Objective: Preterm birth and restricted foetal growth are related to symptoms of psychiatric disorder. Our aim was therefore to investigate possible relations between being born preterm and/or small for gestational age (SGA) and later psychiatric hospitalization.
Method: A population-based registry study of psychiatric hospitalization of in total 155 994 boys and 148 281 girls born in Sweden in 1973–1975.
Results: The risk of hospitalization for all mental disorders was increased for preterm SGA boys (OR 2.19, 95% CI 1.49–3.21); at-term SGA boys (OR 1.55, 95% CI 1.34–1.79); at-term SGA girls (OR 1.31, 95% CI 1.15–1.50). At-term SGA boys and girls suffered increased risk of anxiety and adjustment disorders (OR 1.70, 95% CI 1.18–2.45 and OR 1.49, 95% CI 1.14–1.94). Preterm SGA boys were at risk of personality disorders (OR 3.30, 95% CI 1.16–9.41) and psychotic disorders (OR 4.36, 95% CI 1.85–10.30).

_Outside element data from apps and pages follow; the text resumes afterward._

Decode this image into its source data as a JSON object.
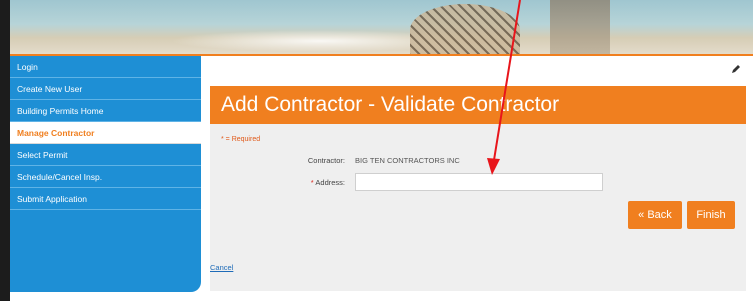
{
  "sidebar": {
    "items": [
      {
        "label": "Login"
      },
      {
        "label": "Create New User"
      },
      {
        "label": "Building Permits Home"
      },
      {
        "label": "Manage Contractor",
        "active": true
      },
      {
        "label": "Select Permit"
      },
      {
        "label": "Schedule/Cancel Insp."
      },
      {
        "label": "Submit Application"
      }
    ]
  },
  "main": {
    "title": "Add Contractor - Validate Contractor",
    "required_note": "* = Required",
    "contractor_label": "Contractor:",
    "contractor_value": "BIG TEN CONTRACTORS INC",
    "address_required_mark": "*",
    "address_label": "Address:",
    "address_value": "",
    "back_label": "« Back",
    "finish_label": "Finish",
    "cancel_label": "Cancel"
  },
  "colors": {
    "accent": "#f07f1f",
    "sidebar": "#1e8fd5",
    "annotation_arrow": "#e8151b"
  },
  "icons": {
    "edit": "pencil-icon"
  }
}
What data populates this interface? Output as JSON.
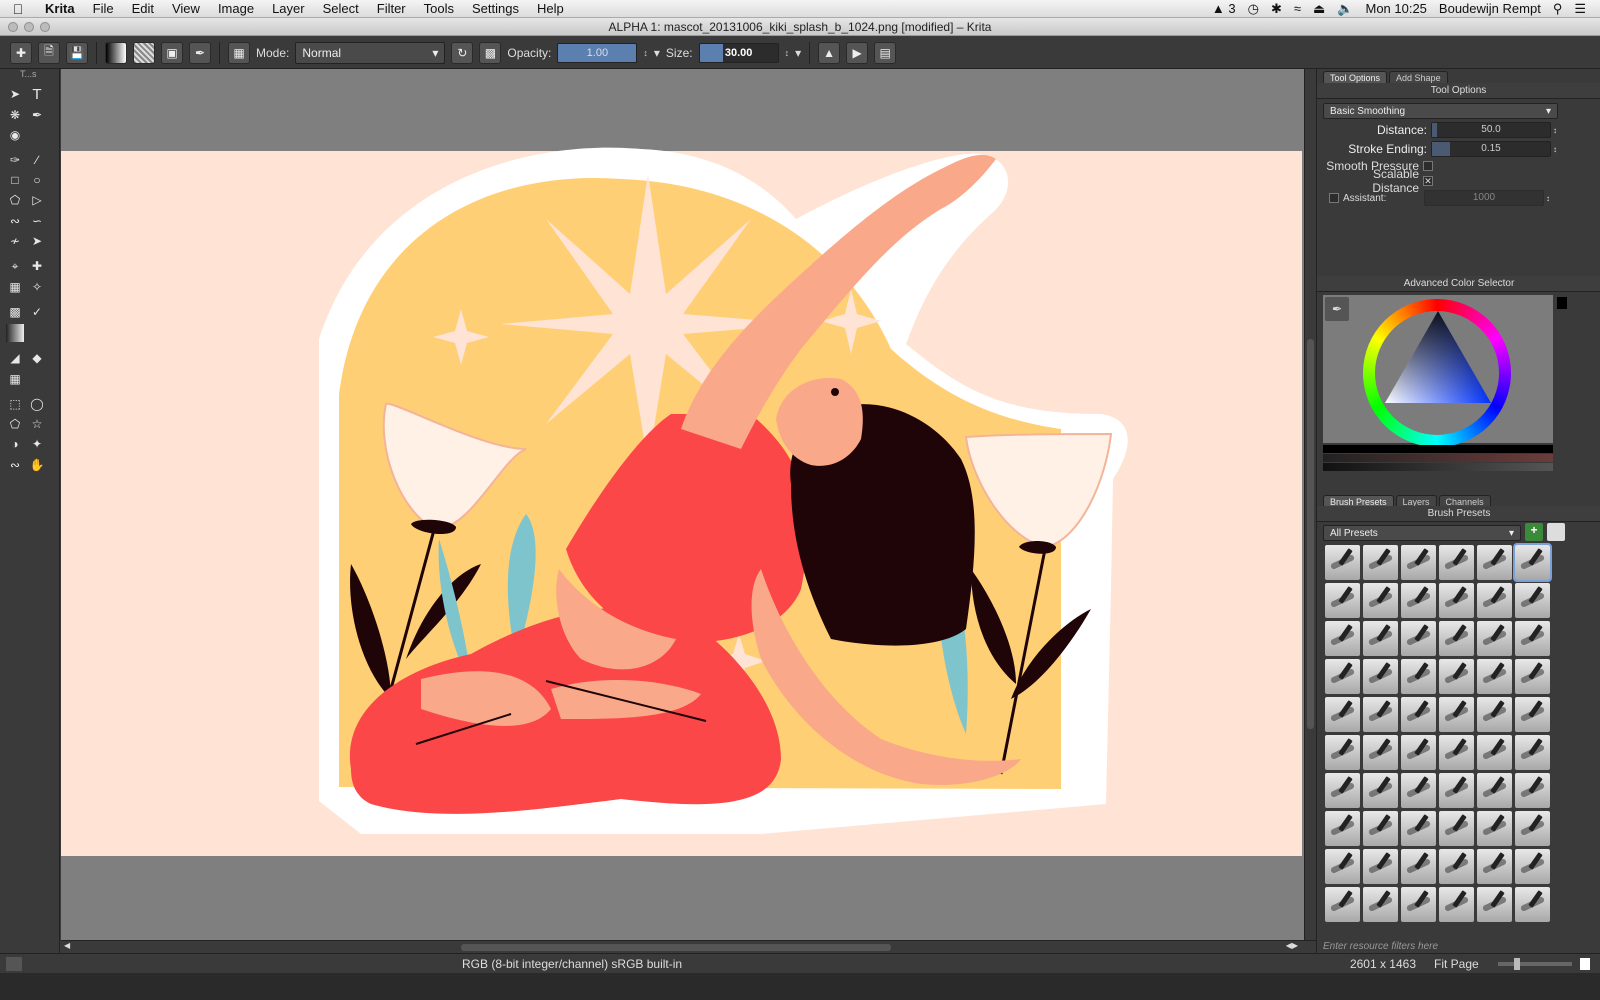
{
  "menubar": {
    "apple_icon": "apple-logo",
    "app_name": "Krita",
    "items": [
      "File",
      "Edit",
      "View",
      "Image",
      "Layer",
      "Select",
      "Filter",
      "Tools",
      "Settings",
      "Help"
    ],
    "status": {
      "adobe_count": "3",
      "time": "Mon 10:25",
      "user": "Boudewijn Rempt"
    }
  },
  "window": {
    "title": "ALPHA 1: mascot_20131006_kiki_splash_b_1024.png [modified] – Krita"
  },
  "toolbar": {
    "mode_label": "Mode:",
    "mode_value": "Normal",
    "opacity_label": "Opacity:",
    "opacity_value": "1.00",
    "opacity_level": 1.0,
    "size_label": "Size:",
    "size_value": "30.00",
    "size_level": 0.3
  },
  "toolbox": {
    "header": "T...s"
  },
  "tool_options": {
    "tabs": [
      "Tool Options",
      "Add Shape"
    ],
    "title": "Tool Options",
    "smoothing": "Basic Smoothing",
    "distance_label": "Distance:",
    "distance_value": "50.0",
    "stroke_ending_label": "Stroke Ending:",
    "stroke_ending_value": "0.15",
    "smooth_pressure_label": "Smooth Pressure",
    "scalable_distance_label": "Scalable Distance",
    "assistant_label": "Assistant:",
    "assistant_value": "1000"
  },
  "color_selector": {
    "title": "Advanced Color Selector"
  },
  "bottom_tabs": [
    "Brush Presets",
    "Layers",
    "Channels"
  ],
  "brush_presets": {
    "title": "Brush Presets",
    "filter_value": "All Presets",
    "search_placeholder": "Enter resource filters here",
    "count": 60
  },
  "statusbar": {
    "color_info": "RGB (8-bit integer/channel)  sRGB built-in",
    "dimensions": "2601 x 1463",
    "zoom_label": "Fit Page"
  },
  "colors": {
    "canvas_bg": "#ffe3d4",
    "arch": "#ffcf75",
    "shirt": "#fb4747",
    "skin": "#f9a88a",
    "hair": "#1f0408",
    "leaf_blue": "#7ec4cd"
  }
}
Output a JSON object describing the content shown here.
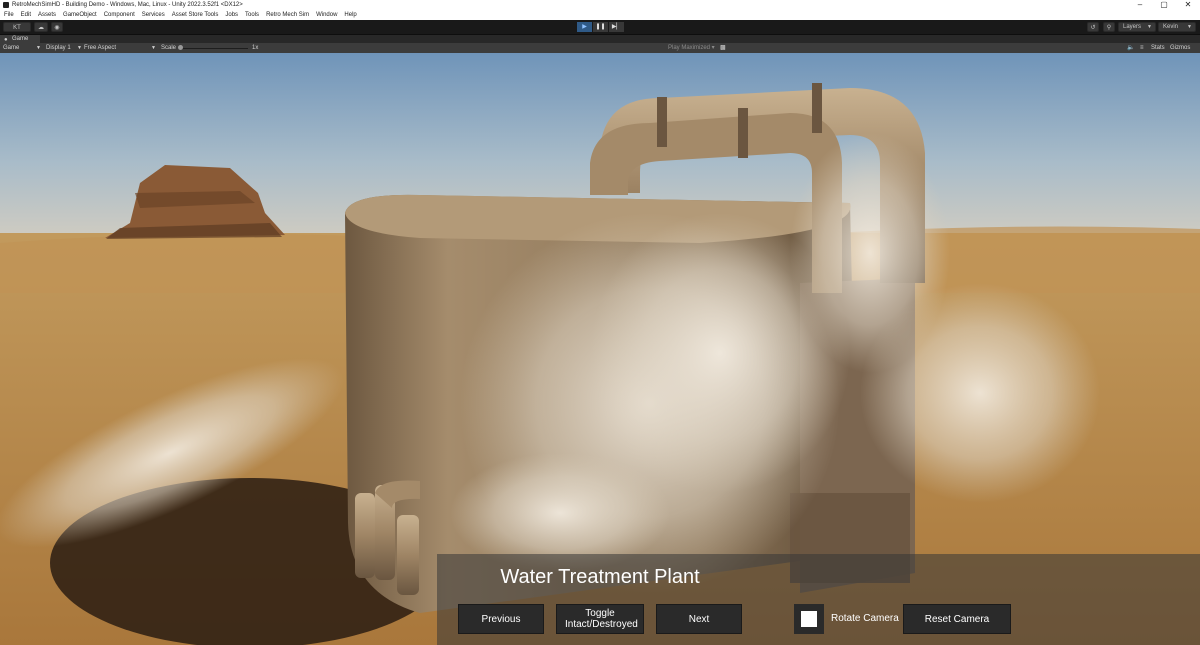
{
  "window": {
    "title": "RetroMechSimHD - Building Demo - Windows, Mac, Linux - Unity 2022.3.52f1 <DX12>",
    "controls": [
      "–",
      "▢",
      "✕"
    ]
  },
  "menu": [
    "File",
    "Edit",
    "Assets",
    "GameObject",
    "Component",
    "Services",
    "Asset Store Tools",
    "Jobs",
    "Tools",
    "Retro Mech Sim",
    "Window",
    "Help"
  ],
  "toolbar": {
    "account": "KT",
    "play_icon": "▶",
    "pause_icon": "❚❚",
    "step_icon": "▶▏",
    "layers_label": "Layers",
    "layout_label": "Kevin"
  },
  "game_tab": {
    "label": "Game"
  },
  "game_bar": {
    "view_select": "Game",
    "display_select": "Display 1",
    "aspect_select": "Free Aspect",
    "scale_label": "Scale",
    "scale_value": "1x",
    "play_mode_select": "Play Maximized",
    "stats_label": "Stats",
    "gizmos_label": "Gizmos"
  },
  "hud": {
    "building_name": "Water Treatment Plant",
    "previous_label": "Previous",
    "toggle_label": "Toggle Intact/Destroyed",
    "next_label": "Next",
    "rotate_camera_label": "Rotate Camera",
    "rotate_camera_checked": true,
    "reset_camera_label": "Reset Camera"
  },
  "colors": {
    "editor_bg": "#191919",
    "sky_top": "#6f94b9",
    "sand": "#b7894a",
    "play_active": "#2f5a87"
  }
}
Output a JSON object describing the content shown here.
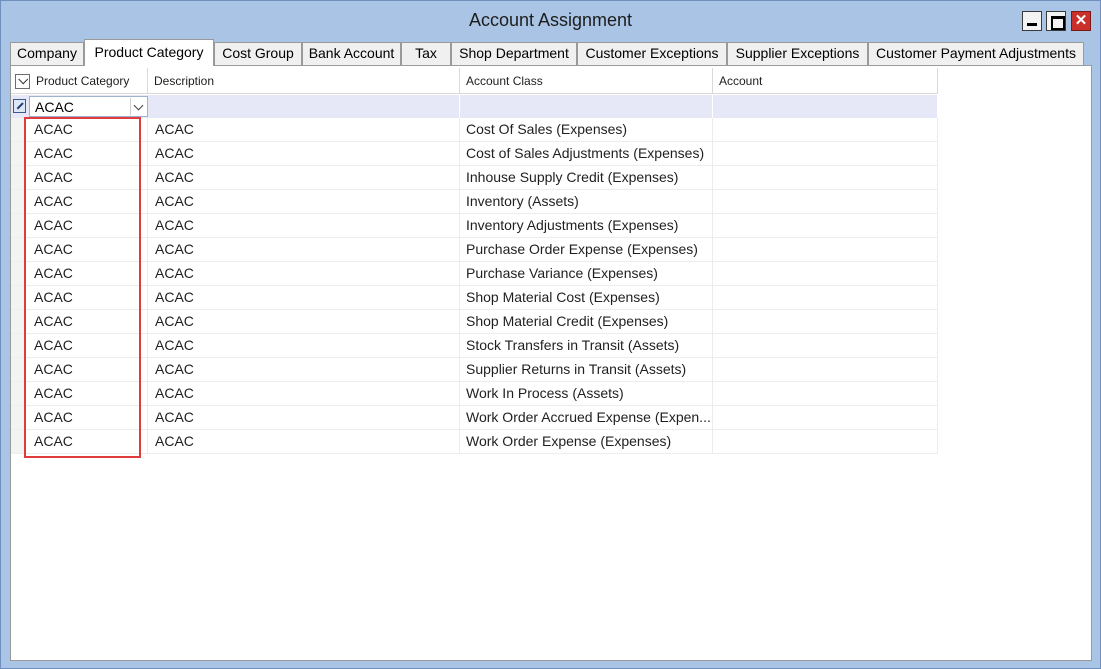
{
  "window": {
    "title": "Account Assignment",
    "close_glyph": "✕"
  },
  "tabs": [
    {
      "label": "Company"
    },
    {
      "label": "Product Category"
    },
    {
      "label": "Cost Group"
    },
    {
      "label": "Bank Account"
    },
    {
      "label": "Tax"
    },
    {
      "label": "Shop Department"
    },
    {
      "label": "Customer Exceptions"
    },
    {
      "label": "Supplier Exceptions"
    },
    {
      "label": "Customer Payment Adjustments"
    }
  ],
  "active_tab": "Product Category",
  "grid": {
    "columns": [
      {
        "label": "Product Category"
      },
      {
        "label": "Description"
      },
      {
        "label": "Account Class"
      },
      {
        "label": "Account"
      }
    ],
    "filter": {
      "product_category_value": "ACAC"
    },
    "rows": [
      {
        "product_category": "ACAC",
        "description": "ACAC",
        "account_class": "Cost Of Sales (Expenses)",
        "account": ""
      },
      {
        "product_category": "ACAC",
        "description": "ACAC",
        "account_class": "Cost of Sales Adjustments (Expenses)",
        "account": ""
      },
      {
        "product_category": "ACAC",
        "description": "ACAC",
        "account_class": "Inhouse Supply Credit (Expenses)",
        "account": ""
      },
      {
        "product_category": "ACAC",
        "description": "ACAC",
        "account_class": "Inventory (Assets)",
        "account": ""
      },
      {
        "product_category": "ACAC",
        "description": "ACAC",
        "account_class": "Inventory Adjustments (Expenses)",
        "account": ""
      },
      {
        "product_category": "ACAC",
        "description": "ACAC",
        "account_class": "Purchase Order Expense (Expenses)",
        "account": ""
      },
      {
        "product_category": "ACAC",
        "description": "ACAC",
        "account_class": "Purchase Variance (Expenses)",
        "account": ""
      },
      {
        "product_category": "ACAC",
        "description": "ACAC",
        "account_class": "Shop Material Cost (Expenses)",
        "account": ""
      },
      {
        "product_category": "ACAC",
        "description": "ACAC",
        "account_class": "Shop Material Credit (Expenses)",
        "account": ""
      },
      {
        "product_category": "ACAC",
        "description": "ACAC",
        "account_class": "Stock Transfers in Transit (Assets)",
        "account": ""
      },
      {
        "product_category": "ACAC",
        "description": "ACAC",
        "account_class": "Supplier Returns in Transit (Assets)",
        "account": ""
      },
      {
        "product_category": "ACAC",
        "description": "ACAC",
        "account_class": "Work In Process (Assets)",
        "account": ""
      },
      {
        "product_category": "ACAC",
        "description": "ACAC",
        "account_class": "Work Order Accrued Expense (Expen...",
        "account": ""
      },
      {
        "product_category": "ACAC",
        "description": "ACAC",
        "account_class": "Work Order Expense (Expenses)",
        "account": ""
      }
    ]
  },
  "colors": {
    "highlight": "#e03c3c",
    "window_bg": "#a9c4e4",
    "filter_row_bg": "#e6e8f7"
  }
}
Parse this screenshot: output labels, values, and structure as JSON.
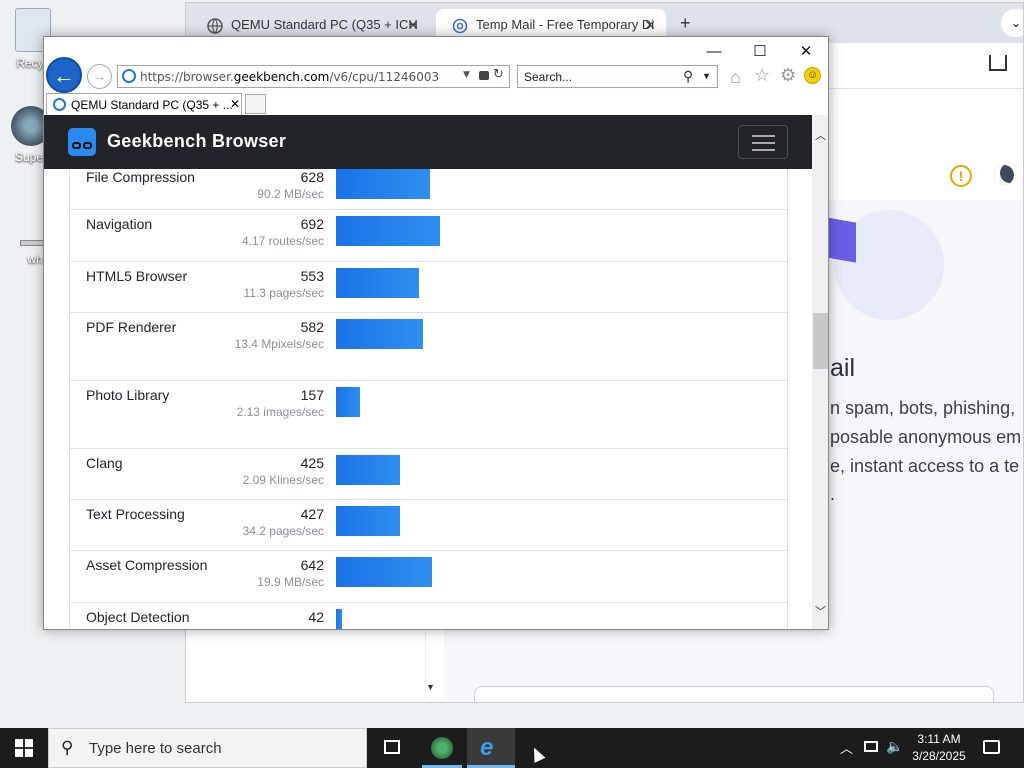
{
  "desktop": {
    "icons": [
      {
        "label": "Recyc"
      },
      {
        "label": "Super"
      },
      {
        "label": "wh"
      }
    ]
  },
  "chrome": {
    "tabs": [
      {
        "label": "QEMU Standard PC (Q35 + ICH"
      },
      {
        "label": "Temp Mail - Free Temporary Di"
      }
    ],
    "mail_heading_fragment": "ail",
    "mail_lines": [
      "n spam, bots, phishing,",
      "posable anonymous em",
      "e, instant access to a te",
      "."
    ]
  },
  "ie": {
    "address": {
      "prefix": "https://browser.",
      "domain": "geekbench.com",
      "suffix": "/v6/cpu/11246003"
    },
    "search_placeholder": "Search...",
    "tab_label": "QEMU Standard PC (Q35 + ...",
    "controls": {
      "minimize": "—",
      "maximize": "☐",
      "close": "✕"
    }
  },
  "page": {
    "brand": "Geekbench Browser",
    "max_score": 692,
    "rows": [
      {
        "name": "File Compression",
        "score": "628",
        "unit": "90.2 MB/sec",
        "value": 628
      },
      {
        "name": "Navigation",
        "score": "692",
        "unit": "4.17 routes/sec",
        "value": 692
      },
      {
        "name": "HTML5 Browser",
        "score": "553",
        "unit": "11.3 pages/sec",
        "value": 553
      },
      {
        "name": "PDF Renderer",
        "score": "582",
        "unit": "13.4 Mpixels/sec",
        "value": 582
      },
      {
        "name": "Photo Library",
        "score": "157",
        "unit": "2.13 images/sec",
        "value": 157
      },
      {
        "name": "Clang",
        "score": "425",
        "unit": "2.09 Klines/sec",
        "value": 425
      },
      {
        "name": "Text Processing",
        "score": "427",
        "unit": "34.2 pages/sec",
        "value": 427
      },
      {
        "name": "Asset Compression",
        "score": "642",
        "unit": "19.9 MB/sec",
        "value": 642
      },
      {
        "name": "Object Detection",
        "score": "42",
        "unit": "",
        "value": 42
      }
    ]
  },
  "taskbar": {
    "search_placeholder": "Type here to search",
    "time": "3:11 AM",
    "date": "3/28/2025"
  },
  "colors": {
    "bar": "#1a73e8",
    "navbar": "#212529",
    "taskbar": "#1c1c1c"
  }
}
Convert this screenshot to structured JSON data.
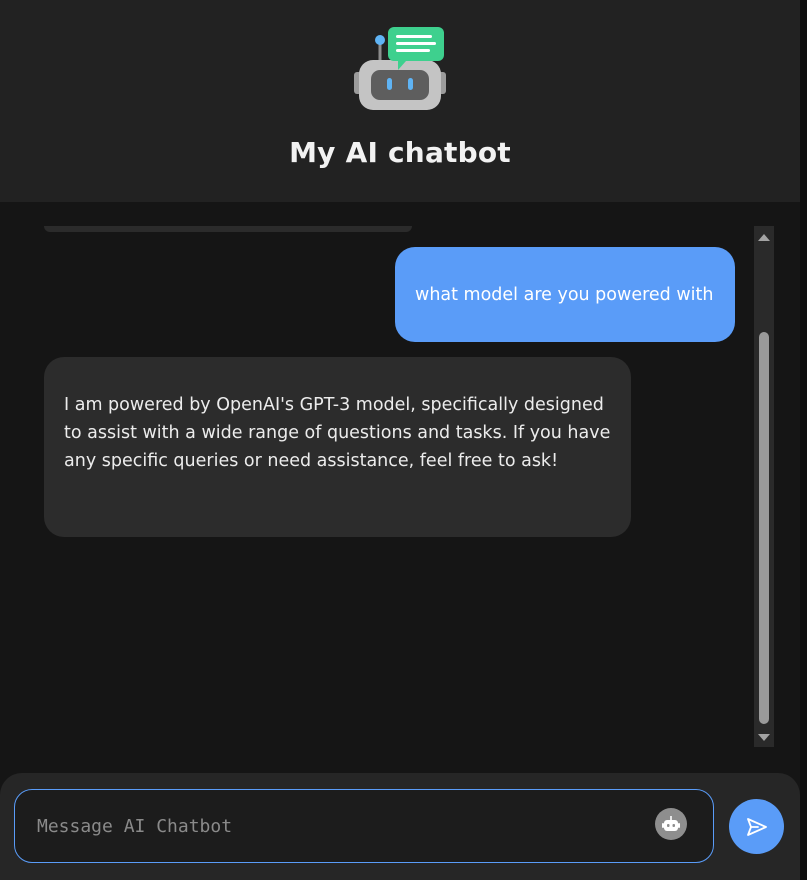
{
  "header": {
    "title": "My AI chatbot",
    "logo_icon": "robot-chat-icon"
  },
  "messages": [
    {
      "role": "user",
      "text": "what model are you powered with"
    },
    {
      "role": "bot",
      "text": "I am powered by OpenAI's GPT-3 model, specifically designed to assist with a wide range of questions and tasks. If you have any specific queries or need assistance, feel free to ask!"
    }
  ],
  "composer": {
    "placeholder": "Message AI Chatbot",
    "value": "",
    "bot_icon": "robot-icon",
    "send_icon": "send-icon"
  },
  "colors": {
    "accent": "#5a9cf8",
    "background": "#151515",
    "header": "#222222",
    "bot_bubble": "#2c2c2c"
  }
}
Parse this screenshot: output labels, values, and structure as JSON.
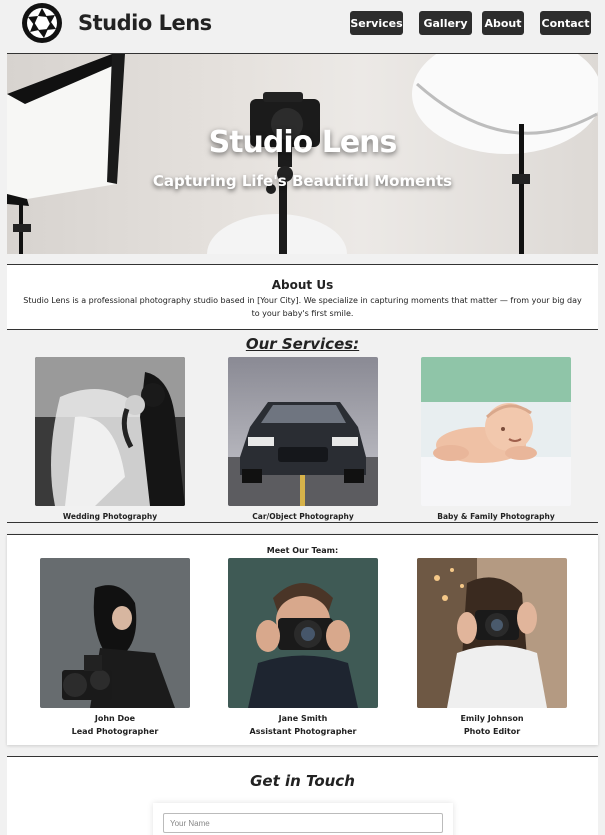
{
  "header": {
    "brand": "Studio Lens",
    "nav": [
      {
        "label": "Services"
      },
      {
        "label": "Gallery"
      },
      {
        "label": "About"
      },
      {
        "label": "Contact"
      }
    ]
  },
  "hero": {
    "title": "Studio Lens",
    "subtitle": "Capturing Life's Beautiful Moments"
  },
  "about": {
    "heading": "About Us",
    "text": "Studio Lens is a professional photography studio based in [Your City]. We specialize in capturing moments that matter — from your big day to your baby's first smile."
  },
  "services": {
    "heading": "Our Services:",
    "items": [
      {
        "label": "Wedding Photography"
      },
      {
        "label": "Car/Object Photography"
      },
      {
        "label": "Baby & Family Photography"
      }
    ]
  },
  "team": {
    "heading": "Meet Our Team:",
    "members": [
      {
        "name": "John Doe",
        "role": "Lead Photographer"
      },
      {
        "name": "Jane Smith",
        "role": "Assistant Photographer"
      },
      {
        "name": "Emily Johnson",
        "role": "Photo Editor"
      }
    ]
  },
  "contact": {
    "heading": "Get in Touch",
    "name_placeholder": "Your Name"
  }
}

Conclusion: The results show a relationship between being born SGA and later psychiatric hospitalization, where preterm birth and male gender seem to increase the risk.